§ Exercise instructions: The expected output is each line below containing "this", copied in full.

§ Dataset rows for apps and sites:
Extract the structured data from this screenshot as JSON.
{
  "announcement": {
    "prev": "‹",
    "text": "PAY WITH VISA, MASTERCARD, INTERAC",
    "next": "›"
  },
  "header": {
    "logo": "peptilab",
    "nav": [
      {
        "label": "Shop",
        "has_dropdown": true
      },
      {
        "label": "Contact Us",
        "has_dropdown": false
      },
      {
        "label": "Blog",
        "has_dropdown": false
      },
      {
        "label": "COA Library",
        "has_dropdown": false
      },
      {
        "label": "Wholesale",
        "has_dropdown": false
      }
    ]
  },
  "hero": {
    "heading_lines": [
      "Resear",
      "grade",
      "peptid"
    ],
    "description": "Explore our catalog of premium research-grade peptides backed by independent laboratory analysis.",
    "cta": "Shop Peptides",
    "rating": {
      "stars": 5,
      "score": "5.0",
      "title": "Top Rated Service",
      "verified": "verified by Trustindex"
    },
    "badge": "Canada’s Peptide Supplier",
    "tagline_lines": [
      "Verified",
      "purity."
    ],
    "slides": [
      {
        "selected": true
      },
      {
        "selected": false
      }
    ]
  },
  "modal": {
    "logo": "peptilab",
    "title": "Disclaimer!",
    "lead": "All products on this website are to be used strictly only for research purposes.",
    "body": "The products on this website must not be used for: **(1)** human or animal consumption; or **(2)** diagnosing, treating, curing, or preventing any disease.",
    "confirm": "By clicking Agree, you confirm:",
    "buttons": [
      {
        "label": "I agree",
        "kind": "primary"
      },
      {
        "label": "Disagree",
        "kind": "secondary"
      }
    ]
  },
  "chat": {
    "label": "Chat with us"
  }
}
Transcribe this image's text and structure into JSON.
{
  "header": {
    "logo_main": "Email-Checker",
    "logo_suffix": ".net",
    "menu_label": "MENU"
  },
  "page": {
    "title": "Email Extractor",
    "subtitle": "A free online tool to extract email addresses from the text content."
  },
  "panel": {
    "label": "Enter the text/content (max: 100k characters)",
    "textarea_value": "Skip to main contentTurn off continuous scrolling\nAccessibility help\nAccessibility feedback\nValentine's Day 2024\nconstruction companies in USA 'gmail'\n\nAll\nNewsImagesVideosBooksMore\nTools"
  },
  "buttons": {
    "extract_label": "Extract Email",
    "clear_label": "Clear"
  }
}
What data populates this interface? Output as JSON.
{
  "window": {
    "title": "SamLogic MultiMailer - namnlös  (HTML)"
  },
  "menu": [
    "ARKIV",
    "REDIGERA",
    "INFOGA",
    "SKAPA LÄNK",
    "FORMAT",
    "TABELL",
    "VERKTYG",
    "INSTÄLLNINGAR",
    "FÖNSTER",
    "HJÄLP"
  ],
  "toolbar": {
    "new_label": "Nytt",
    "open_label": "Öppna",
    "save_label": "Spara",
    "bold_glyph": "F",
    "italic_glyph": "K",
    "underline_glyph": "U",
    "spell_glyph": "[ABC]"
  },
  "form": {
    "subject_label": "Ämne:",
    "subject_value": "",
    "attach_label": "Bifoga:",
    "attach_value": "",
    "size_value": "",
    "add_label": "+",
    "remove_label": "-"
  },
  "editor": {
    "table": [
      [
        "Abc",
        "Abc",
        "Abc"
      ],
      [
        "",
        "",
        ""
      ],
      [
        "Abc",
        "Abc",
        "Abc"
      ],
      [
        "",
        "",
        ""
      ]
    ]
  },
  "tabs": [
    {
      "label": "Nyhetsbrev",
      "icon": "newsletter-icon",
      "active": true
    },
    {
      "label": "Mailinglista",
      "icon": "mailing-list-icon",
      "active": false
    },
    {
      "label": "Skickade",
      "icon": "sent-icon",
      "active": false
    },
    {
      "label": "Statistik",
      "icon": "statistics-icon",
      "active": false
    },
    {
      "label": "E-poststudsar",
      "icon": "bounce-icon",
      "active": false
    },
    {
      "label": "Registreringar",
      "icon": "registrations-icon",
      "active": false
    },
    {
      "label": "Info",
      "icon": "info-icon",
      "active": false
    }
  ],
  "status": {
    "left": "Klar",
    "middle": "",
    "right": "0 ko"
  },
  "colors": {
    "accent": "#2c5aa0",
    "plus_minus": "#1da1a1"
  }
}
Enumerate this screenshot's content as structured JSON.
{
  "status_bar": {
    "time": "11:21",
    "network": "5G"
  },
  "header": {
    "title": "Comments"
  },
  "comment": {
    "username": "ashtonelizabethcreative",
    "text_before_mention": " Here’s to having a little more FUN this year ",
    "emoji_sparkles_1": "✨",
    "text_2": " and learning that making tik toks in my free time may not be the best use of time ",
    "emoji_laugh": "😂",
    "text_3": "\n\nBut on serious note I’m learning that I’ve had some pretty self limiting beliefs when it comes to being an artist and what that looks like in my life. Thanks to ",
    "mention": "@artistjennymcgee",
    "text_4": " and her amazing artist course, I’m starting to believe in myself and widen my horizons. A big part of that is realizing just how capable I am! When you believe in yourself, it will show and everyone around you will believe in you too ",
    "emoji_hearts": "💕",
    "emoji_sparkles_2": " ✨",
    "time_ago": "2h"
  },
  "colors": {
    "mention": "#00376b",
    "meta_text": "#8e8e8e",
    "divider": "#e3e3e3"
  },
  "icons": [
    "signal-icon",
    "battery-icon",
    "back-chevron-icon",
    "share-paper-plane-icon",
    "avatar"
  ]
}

§ Reply:
Extract the structured data from this screenshot as JSON.
    "lead": "All products on this website are to be used strictly only for research purposes.",
    "body": "The products on this website must not be used for: **(1)** human or animal consumption; or **(2)** diagnosing, treating, curing, or preventing any disease.",
Transcribe this image's text and structure into JSON.
What data populates this interface? Output as JSON.
Enumerate this screenshot's content as structured JSON.
    "text_before_mention": " Here’s to having a little more FUN this year ",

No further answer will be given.